The federal government “wanted to get the money out very, very quickly back in the spring,” said Karyn Schwartz, a senior fellow at the Kaiser Family Foundation in Washington, D.C.. “Since then, they’ve been adjusting the terms and conditions. For an entity that is receiving the money, this could be kind of scary.”
At least $30 billion more in federal relief dollars are to flow to healthcare providers by year’s end, Schwartz said. But it is unclear how much of that will go to support rural safety-net providers.
“There is still a good amount of money left,” Schwartz said.
Another concern is that rural hospitals may have to purchase special freezers to store vaccines but won’t have the money to buy the equipment if the federal government will only support depreciation costs for capital equipment, Schwartz said.
Ammons said she is worried that she won’t have the resources to deliver care with cases rising in her county, especially if the government orders her to send back millions of dollars in advanced payments. Since the outbreak, Clinch County has reported a total of 482 confirmed cases and 13 deaths out of a total population of less than 7,000, records show.
"So many hospitals spent money on preceding guidelines,'' Ammons said. “A lot are going to have to shut their doors if the government tries to take the money back.”
The federal government also advanced Medicare payments to hospitals to help with cash flow problems, with the provision that the money would eventually have to be paid back. Recently, however, the government loosened the repayment requirements after lobbying from provider advocacy groups and feedback from congressional leaders.

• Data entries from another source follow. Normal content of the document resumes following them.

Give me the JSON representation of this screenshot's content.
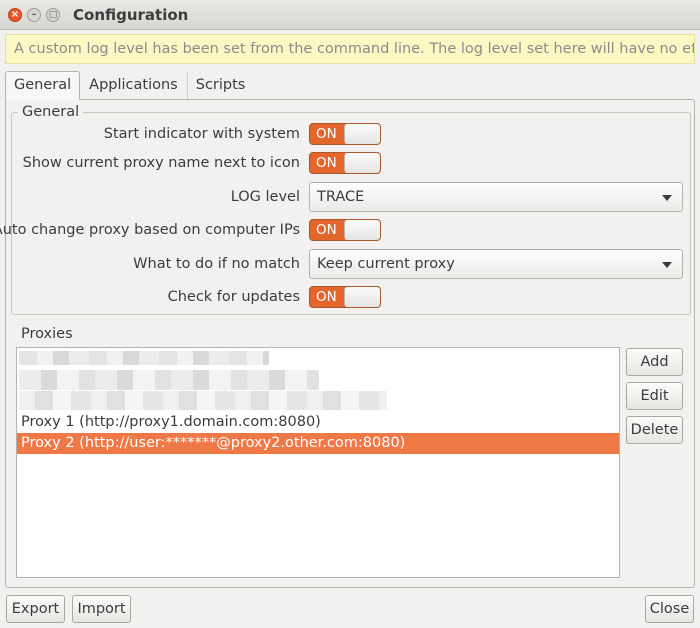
{
  "window": {
    "title": "Configuration",
    "close_glyph": "×",
    "min_glyph": "–",
    "max_glyph": "□"
  },
  "infobar": {
    "text": "A custom log level has been set from the command line. The log level set here will have no effect."
  },
  "tabs": [
    {
      "label": "General"
    },
    {
      "label": "Applications"
    },
    {
      "label": "Scripts"
    }
  ],
  "general": {
    "group_title": "General",
    "start_indicator": {
      "label": "Start indicator with system",
      "state": "ON"
    },
    "show_proxy_name": {
      "label": "Show current proxy name next to icon",
      "state": "ON"
    },
    "log_level": {
      "label": "LOG level",
      "value": "TRACE"
    },
    "auto_change": {
      "label": "Auto change proxy based on computer IPs",
      "state": "ON"
    },
    "no_match": {
      "label": "What to do if no match",
      "value": "Keep current proxy"
    },
    "check_updates": {
      "label": "Check for updates",
      "state": "ON"
    }
  },
  "proxies": {
    "group_title": "Proxies",
    "items": [
      {
        "label": "Proxy 1 (http://proxy1.domain.com:8080)",
        "selected": false
      },
      {
        "label": "Proxy 2 (http://user:*******@proxy2.other.com:8080)",
        "selected": true
      }
    ],
    "add_label": "Add",
    "edit_label": "Edit",
    "delete_label": "Delete"
  },
  "footer": {
    "export_label": "Export",
    "import_label": "Import",
    "close_label": "Close"
  },
  "colors": {
    "accent": "#f07746",
    "toggle_on": "#e4662c",
    "infobar_bg": "#fcf8c4"
  }
}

This fall, Elbert Memorial Hospital CEO Kerry Trapnell said he asked for $400,000 from the county, rather than up to $1 million as he had requested in the past. But the county denied the funding, telling him that he could approach the county later if caught in a bind.

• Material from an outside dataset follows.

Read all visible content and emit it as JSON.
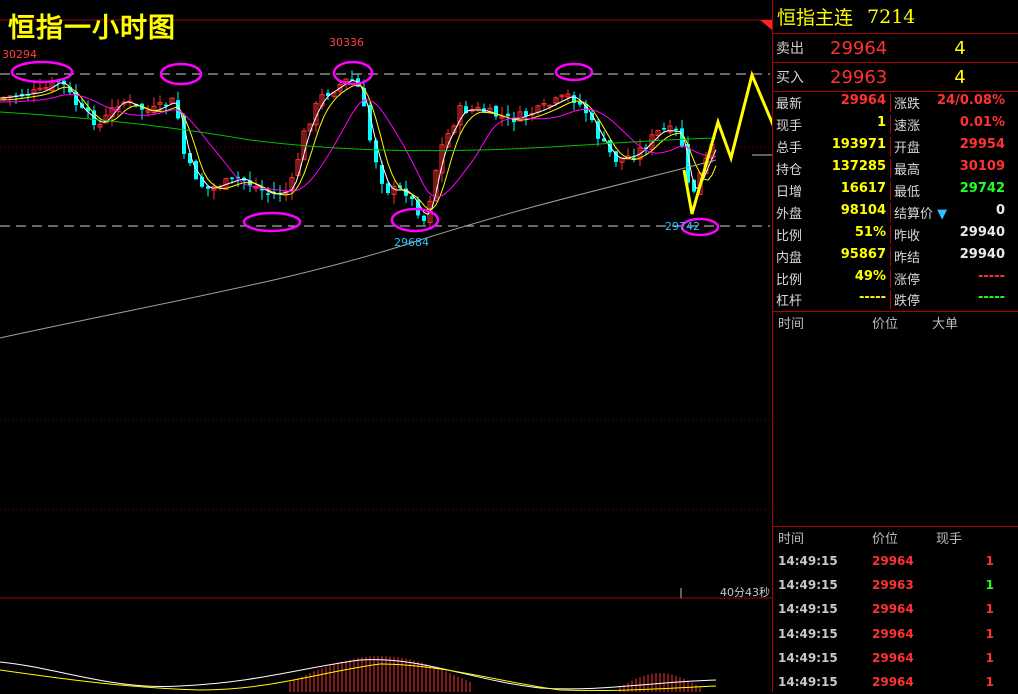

But by then, Trapnell said, it could be too late. Costs for supplies and equipment are on the rise and could quickly eat up revenues, he said. He’s also worried that some of the federal cash advances he received will have to be returned. In addition, the hospital is performing far fewer elective surgeries, which represent the bulk of its revenue.
Another problem that could come up is that he will be short on staff and will have to recruit or try to obtain staff from other parts of the state, which could be more costly. The school system is already discussing the possibility of closing after Thanksgiving. If that happens, many hospital staff with children will need babysitting support, he said. The hospital is now paying a monthly fee to the local church to save room "in case our staff needs babysitting,'' he said.

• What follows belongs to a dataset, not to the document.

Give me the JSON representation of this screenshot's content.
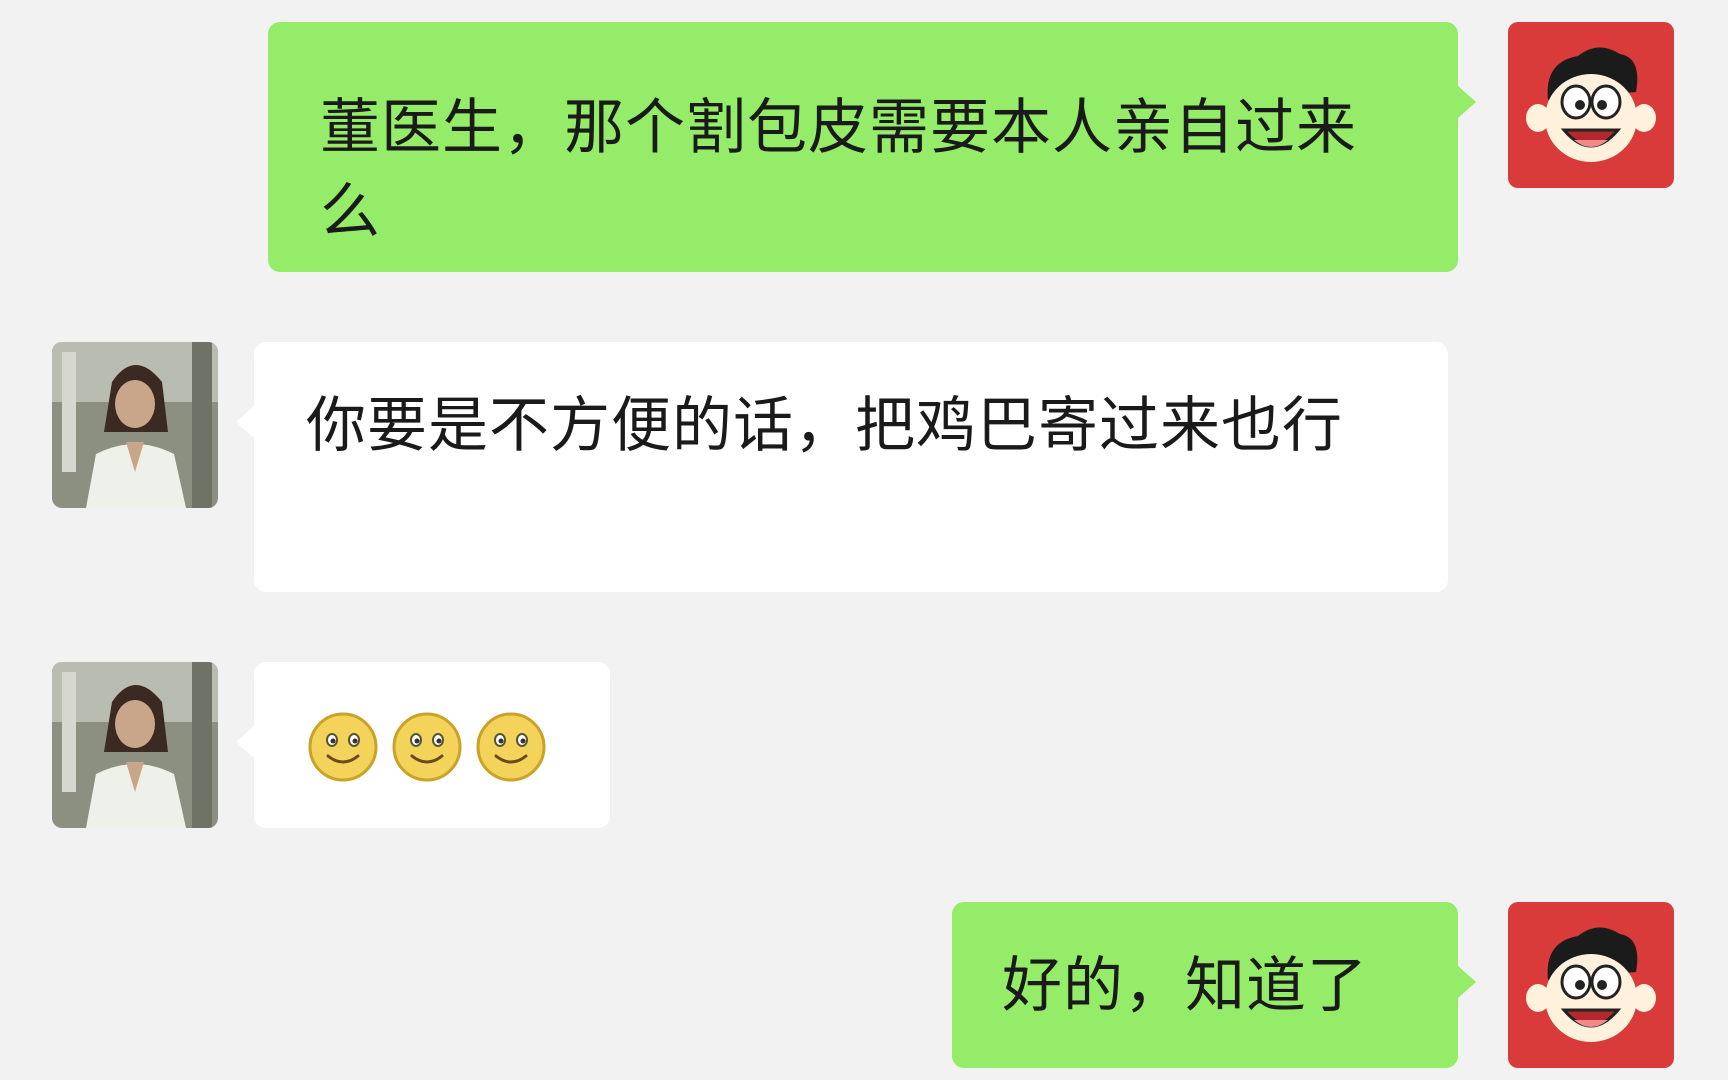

"If we come to you for a loan to make payroll, it’s too late,'' Trapnell said. “One payment is not going to help us at the last minute.”
As of mid-November, Elbert County had 844 confirmed cases and 14 deaths, state health records showed.
Other Georgia hospitals early on thought they finally had resources they needed, with federal dollars filling gaps.
That’s why healthcare officials in Evans County, about 60 miles south of Elberton, asked the county in May to stop a subsidy.
“They said they didn’t feel right because their financial position had changed to be requesting more money from the taxpayers,” Evans County Administrator Casey Burkhalter told the AJC.
Such moves are ones that rural officials may come to regret, others say.
“Somebody obviously believes that rural hospitals are a bunch of fat cats,” said Topchik, the healthcare consultant.
Jimmy Lewis, chief executive officer for HomeTown Health, an advocacy group for Georgia rural hospitals, agrees.
In some cases, Lewis said, “it’s been short-sighted.”
Nationwide, rural facilities have been closing at record pace in the past decade. So far, Georgia has witnessed nine closures since 2010, records show.
Healthcare consultants who advise hospital leaders urge them to emphasize to elected officials the economic impact of a hospital closure and the subsequent loss of jobs and revenue for the community.
“Where we see these relationships being really successful is when the local government is seeing the investments they’re making reflect the further financial sustainability for that hospital,” said Sarah Gaskell, associate director of healthcare strategy at healthcare consultant Guidehouse.